A major operation to rescue 10 trapped Mexican coal miners is approaching a crucial moment, President Andres Manuel Lopez Obrador said, raising the hopes of desperate relatives.

"Today is a decisive day because, according to the experts, we'll know if it's possible for the divers to enter safely," he tweeted.

More than 300 soldiers and other personnel, including six military scuba divers, have joined the rescue effort in the northern state of Coahuila, the government said.

Five workers managed to escape from the crudely constructed mine in the initial aftermath of the accident on Wednesday, but since then no survivors have been found.

The focus has been on pumping out water from the mine in Agujita in the municipality of Sabinas to make it safe enough to enter.

Authorities said that the three mine shafts descended 60 meters and the floodwater inside was reported to be 30 meters deep.

"The main problem is the flood, although the pumping equipment is sufficient," said Mr Lopez Obrador.

Coahuila's state government said the miners had been carrying out excavation work when they hit an adjoining area full of water.

A miner waits to enter the area where colleagues were trapped in the collapse

Experts detected a leak coming from nearby mines and aim to find its exact location so they can stop water flowing into the area where the workers are trapped, Coahuila's labor secretary, Nazira Zogbi, said.

A French company has provided equipment to assist in the task, she said, without naming the firm.
The arrival of more powerful pumping equipment was also a reason for optimism, Ms Zogbi added.

"Major progress has been made. It looks like we'll have better news," she said.

Water was seen flowing from the mine through drainage channels, lifting the hopes of relatives who spent a third night waiting anxiously for news.

"The last two days we didn't see any progress with the water, but now we see that a lot of water has come out," Elva Hernandez, mother-in-law of one of the trapped workers, told AFP.

"We're still hoping that they're in a higher part (of the mine), although there's too much water... but we trust in God," the 71-year-old added.

Coahuila, Mexico's main coal-producing region, has seen a series of fatal mining accidents over the years.

Last year, seven miners died when they were trapped in the region.

The worst accident was an explosion that claimed 65 lives at the Pasta de Conchos mine in 2006.

Only two bodies were retrieved after that tragedy.

Miners and their relatives painted a picture of a precarious profession fraught with risks due to lax safety standards.

"When everything's fine, you don't think about the danger, but when things happen you think about quitting," said Luis Armando Ontiveros.

However, looking for a new job does not seem like a viable option for the 48-year-old, whose father taught him to dig for coal at an early age.

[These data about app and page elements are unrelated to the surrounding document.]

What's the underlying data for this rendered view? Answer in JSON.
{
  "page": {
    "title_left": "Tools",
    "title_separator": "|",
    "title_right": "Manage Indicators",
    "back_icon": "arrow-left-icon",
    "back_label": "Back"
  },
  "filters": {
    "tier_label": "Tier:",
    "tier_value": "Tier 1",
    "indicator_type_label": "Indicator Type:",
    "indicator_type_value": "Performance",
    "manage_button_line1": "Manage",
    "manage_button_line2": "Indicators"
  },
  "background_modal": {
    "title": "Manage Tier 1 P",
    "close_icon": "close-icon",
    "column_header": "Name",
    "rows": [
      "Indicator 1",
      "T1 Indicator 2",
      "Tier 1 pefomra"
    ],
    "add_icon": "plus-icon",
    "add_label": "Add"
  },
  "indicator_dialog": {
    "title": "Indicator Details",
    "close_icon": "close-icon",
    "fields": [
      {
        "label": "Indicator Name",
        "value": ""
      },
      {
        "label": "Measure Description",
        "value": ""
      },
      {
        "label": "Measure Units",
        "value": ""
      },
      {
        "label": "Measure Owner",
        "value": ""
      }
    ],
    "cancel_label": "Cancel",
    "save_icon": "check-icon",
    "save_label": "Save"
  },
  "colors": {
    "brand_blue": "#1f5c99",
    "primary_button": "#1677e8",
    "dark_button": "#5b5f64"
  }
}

The father-of-three said he needed the monthly salary equivalent to about $500 to pay for his children's education so they do not have to follow in his footsteps.